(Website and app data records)
*** Begin section ***

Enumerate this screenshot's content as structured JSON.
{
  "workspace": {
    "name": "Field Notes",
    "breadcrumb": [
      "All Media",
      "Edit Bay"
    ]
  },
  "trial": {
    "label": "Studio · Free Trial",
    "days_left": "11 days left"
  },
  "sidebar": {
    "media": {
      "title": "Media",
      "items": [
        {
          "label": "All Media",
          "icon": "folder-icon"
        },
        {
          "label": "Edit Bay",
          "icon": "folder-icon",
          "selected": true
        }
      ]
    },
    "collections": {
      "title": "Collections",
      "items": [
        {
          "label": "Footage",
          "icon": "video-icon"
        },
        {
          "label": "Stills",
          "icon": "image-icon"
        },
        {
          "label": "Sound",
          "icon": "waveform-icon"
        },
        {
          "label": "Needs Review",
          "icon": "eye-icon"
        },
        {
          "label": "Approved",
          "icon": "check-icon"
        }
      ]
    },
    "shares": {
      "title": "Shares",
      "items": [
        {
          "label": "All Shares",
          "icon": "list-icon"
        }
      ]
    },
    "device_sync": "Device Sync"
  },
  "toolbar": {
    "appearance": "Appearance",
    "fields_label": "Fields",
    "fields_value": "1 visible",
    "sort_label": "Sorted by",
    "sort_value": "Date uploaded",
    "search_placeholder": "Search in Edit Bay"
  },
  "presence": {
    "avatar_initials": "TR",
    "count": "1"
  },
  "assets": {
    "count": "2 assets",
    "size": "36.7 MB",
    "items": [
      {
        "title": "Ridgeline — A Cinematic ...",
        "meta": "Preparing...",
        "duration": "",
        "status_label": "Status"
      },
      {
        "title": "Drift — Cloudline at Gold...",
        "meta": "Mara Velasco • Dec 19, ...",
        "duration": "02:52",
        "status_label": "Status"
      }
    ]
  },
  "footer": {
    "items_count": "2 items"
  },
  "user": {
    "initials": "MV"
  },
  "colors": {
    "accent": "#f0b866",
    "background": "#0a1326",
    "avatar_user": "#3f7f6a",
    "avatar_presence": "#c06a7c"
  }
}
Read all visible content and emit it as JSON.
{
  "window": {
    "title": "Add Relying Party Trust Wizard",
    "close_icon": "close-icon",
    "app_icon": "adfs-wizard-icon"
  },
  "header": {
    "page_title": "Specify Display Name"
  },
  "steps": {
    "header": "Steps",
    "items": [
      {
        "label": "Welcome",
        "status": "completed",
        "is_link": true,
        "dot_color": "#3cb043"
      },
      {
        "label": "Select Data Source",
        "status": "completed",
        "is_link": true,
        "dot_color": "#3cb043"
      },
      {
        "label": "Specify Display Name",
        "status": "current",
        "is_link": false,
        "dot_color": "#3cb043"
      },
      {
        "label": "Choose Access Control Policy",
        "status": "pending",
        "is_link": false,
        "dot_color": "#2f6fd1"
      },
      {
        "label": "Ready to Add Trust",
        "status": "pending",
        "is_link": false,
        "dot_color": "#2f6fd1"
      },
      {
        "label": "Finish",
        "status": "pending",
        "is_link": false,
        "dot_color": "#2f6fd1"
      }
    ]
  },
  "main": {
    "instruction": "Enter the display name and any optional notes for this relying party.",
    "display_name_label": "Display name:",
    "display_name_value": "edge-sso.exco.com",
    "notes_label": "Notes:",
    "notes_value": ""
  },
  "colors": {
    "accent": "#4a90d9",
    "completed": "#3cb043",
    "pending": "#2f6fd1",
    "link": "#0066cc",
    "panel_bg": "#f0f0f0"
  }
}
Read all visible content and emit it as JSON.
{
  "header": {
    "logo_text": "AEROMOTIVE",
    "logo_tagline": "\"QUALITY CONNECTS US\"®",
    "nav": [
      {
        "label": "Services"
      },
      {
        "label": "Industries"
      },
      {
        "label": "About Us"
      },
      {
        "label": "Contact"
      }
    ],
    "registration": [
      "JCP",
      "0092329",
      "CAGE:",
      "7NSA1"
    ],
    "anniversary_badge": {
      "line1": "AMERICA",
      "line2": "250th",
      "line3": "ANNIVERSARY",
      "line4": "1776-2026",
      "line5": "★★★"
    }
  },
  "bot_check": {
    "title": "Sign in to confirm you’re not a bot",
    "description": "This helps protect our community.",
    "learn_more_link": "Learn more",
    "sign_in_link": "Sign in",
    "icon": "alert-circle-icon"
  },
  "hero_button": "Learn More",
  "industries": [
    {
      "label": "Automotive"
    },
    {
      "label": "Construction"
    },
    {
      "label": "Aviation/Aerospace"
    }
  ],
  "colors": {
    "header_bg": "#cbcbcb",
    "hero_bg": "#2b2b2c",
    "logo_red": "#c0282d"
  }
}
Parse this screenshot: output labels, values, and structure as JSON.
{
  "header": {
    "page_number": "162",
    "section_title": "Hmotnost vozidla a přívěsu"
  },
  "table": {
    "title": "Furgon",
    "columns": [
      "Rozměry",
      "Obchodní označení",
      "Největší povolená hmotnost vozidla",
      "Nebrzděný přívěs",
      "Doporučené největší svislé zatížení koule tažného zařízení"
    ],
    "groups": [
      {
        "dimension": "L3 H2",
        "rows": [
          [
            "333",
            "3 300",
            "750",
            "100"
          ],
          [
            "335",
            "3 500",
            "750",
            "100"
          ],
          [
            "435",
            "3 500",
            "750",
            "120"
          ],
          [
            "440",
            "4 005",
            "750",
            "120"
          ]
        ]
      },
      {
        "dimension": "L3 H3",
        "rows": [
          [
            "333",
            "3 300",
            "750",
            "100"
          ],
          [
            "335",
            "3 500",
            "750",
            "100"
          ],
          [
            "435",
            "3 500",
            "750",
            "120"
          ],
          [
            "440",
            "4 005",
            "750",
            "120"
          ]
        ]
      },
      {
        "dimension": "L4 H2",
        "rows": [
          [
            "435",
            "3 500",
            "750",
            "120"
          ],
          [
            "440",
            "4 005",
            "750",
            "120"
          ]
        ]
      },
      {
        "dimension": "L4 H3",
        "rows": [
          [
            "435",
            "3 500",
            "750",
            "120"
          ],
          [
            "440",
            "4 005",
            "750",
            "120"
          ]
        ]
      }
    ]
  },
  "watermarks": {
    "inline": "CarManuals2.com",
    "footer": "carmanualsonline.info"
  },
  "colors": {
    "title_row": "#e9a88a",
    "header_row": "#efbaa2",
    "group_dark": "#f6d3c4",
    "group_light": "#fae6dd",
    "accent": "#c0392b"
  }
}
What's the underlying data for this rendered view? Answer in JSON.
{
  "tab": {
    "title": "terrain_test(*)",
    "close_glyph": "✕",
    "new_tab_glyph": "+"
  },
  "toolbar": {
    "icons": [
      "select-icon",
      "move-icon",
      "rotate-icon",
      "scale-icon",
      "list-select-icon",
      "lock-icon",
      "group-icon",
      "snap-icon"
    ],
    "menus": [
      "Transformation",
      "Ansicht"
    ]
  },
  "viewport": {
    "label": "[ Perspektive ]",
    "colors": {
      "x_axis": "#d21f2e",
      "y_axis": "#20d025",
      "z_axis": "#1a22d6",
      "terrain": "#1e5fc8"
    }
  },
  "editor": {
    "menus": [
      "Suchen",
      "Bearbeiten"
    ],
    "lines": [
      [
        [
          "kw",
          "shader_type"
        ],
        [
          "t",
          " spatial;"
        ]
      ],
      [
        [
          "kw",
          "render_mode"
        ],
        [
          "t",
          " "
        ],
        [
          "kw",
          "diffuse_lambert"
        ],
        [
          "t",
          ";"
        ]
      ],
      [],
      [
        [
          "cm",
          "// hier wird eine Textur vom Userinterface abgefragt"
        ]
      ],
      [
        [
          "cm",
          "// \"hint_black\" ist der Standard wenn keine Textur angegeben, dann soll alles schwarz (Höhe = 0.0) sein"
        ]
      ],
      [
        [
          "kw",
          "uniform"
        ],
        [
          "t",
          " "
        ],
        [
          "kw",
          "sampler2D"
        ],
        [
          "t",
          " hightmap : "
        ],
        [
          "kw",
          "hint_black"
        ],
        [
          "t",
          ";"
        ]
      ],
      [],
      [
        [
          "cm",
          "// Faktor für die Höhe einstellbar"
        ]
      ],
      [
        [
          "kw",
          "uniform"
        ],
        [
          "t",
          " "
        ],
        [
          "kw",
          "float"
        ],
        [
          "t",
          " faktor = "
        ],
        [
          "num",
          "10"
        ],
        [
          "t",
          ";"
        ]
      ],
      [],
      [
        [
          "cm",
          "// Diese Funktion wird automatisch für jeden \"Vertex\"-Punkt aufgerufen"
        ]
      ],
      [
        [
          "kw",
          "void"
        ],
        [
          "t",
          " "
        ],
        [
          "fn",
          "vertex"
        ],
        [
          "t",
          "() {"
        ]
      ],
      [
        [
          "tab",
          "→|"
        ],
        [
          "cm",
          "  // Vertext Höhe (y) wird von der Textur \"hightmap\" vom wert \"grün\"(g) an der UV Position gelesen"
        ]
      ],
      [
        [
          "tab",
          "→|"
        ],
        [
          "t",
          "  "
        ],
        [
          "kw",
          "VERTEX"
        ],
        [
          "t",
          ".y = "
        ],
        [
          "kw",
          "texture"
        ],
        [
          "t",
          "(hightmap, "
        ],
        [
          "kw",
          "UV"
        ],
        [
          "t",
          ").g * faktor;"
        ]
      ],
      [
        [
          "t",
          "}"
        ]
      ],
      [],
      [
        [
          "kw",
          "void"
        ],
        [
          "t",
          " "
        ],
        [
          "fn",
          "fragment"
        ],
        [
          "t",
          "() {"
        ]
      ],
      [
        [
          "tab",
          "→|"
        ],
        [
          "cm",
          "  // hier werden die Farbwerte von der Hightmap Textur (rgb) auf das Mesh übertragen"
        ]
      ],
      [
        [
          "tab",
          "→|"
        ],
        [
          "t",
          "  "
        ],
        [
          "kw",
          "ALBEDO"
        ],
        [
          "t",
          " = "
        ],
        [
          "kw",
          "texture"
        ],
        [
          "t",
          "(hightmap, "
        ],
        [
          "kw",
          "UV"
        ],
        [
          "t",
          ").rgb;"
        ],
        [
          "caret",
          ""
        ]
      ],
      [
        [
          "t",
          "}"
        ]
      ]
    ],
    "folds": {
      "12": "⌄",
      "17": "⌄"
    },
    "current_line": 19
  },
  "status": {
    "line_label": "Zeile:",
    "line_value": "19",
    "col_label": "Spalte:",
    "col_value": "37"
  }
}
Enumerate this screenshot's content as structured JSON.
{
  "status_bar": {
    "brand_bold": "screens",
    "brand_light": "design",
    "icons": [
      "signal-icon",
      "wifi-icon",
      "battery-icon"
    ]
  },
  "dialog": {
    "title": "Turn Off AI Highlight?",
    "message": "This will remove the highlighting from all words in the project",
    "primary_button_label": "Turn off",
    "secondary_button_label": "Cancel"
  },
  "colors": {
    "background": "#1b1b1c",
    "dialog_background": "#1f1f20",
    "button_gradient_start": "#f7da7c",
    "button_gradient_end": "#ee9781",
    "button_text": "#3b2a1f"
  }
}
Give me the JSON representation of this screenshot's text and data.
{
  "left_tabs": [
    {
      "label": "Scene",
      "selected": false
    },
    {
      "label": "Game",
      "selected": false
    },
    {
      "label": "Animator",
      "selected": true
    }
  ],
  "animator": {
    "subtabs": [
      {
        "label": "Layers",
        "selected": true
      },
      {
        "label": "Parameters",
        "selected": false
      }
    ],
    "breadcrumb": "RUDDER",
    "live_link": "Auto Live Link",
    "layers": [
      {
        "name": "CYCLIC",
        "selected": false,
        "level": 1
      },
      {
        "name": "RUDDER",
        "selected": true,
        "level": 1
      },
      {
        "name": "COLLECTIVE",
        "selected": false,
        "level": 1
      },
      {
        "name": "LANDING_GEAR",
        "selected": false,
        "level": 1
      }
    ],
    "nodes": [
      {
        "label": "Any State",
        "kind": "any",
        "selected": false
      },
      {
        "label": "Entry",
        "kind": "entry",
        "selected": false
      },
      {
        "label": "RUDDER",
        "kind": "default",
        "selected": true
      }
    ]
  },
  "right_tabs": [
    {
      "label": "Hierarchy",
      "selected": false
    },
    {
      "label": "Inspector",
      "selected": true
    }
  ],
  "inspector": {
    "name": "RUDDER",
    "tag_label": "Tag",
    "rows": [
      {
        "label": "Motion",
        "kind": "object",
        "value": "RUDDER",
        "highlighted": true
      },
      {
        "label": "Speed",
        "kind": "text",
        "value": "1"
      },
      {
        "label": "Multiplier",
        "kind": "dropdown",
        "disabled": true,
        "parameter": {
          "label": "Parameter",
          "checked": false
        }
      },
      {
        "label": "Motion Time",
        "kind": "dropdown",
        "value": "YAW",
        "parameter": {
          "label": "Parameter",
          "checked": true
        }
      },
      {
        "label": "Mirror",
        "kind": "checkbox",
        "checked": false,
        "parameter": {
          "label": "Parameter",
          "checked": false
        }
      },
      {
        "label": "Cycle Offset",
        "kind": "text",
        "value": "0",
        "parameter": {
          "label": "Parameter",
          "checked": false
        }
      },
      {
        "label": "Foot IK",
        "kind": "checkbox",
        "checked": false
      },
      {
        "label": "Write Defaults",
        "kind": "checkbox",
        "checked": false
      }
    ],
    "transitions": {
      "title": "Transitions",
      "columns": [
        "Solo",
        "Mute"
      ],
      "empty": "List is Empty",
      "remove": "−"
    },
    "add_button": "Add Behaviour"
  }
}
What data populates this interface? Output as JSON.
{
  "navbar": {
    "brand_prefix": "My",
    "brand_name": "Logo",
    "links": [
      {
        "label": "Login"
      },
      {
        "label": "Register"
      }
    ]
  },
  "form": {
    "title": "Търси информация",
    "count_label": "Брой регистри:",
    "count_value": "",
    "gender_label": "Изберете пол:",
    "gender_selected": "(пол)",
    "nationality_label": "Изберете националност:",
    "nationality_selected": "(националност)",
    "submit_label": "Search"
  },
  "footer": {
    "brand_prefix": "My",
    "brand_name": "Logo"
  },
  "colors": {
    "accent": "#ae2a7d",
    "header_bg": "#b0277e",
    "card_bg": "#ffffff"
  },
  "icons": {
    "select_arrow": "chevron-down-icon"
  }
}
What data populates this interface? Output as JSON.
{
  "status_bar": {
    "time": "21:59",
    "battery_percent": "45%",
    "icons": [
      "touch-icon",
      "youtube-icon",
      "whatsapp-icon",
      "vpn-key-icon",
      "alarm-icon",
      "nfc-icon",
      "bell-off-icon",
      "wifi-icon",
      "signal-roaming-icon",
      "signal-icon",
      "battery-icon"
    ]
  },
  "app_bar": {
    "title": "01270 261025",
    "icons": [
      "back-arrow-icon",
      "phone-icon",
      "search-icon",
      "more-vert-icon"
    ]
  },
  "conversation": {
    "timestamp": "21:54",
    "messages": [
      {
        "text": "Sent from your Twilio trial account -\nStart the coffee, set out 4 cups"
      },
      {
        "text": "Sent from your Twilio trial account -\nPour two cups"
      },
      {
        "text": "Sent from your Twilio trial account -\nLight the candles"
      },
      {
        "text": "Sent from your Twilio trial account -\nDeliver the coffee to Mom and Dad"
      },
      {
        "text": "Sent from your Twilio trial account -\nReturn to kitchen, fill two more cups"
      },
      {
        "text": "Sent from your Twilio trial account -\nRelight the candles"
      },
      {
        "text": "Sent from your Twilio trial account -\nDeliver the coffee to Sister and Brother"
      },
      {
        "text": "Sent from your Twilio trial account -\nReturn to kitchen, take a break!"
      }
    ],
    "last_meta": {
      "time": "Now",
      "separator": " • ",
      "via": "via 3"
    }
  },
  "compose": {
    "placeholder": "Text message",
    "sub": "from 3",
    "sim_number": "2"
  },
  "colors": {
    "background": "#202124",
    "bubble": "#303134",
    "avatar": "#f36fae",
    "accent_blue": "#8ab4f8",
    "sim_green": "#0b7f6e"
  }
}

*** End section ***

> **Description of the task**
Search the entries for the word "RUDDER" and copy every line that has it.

> **Solution to this task**
    "breadcrumb": "RUDDER",
        "name": "RUDDER",
        "label": "RUDDER",
    "name": "RUDDER",
        "value": "RUDDER",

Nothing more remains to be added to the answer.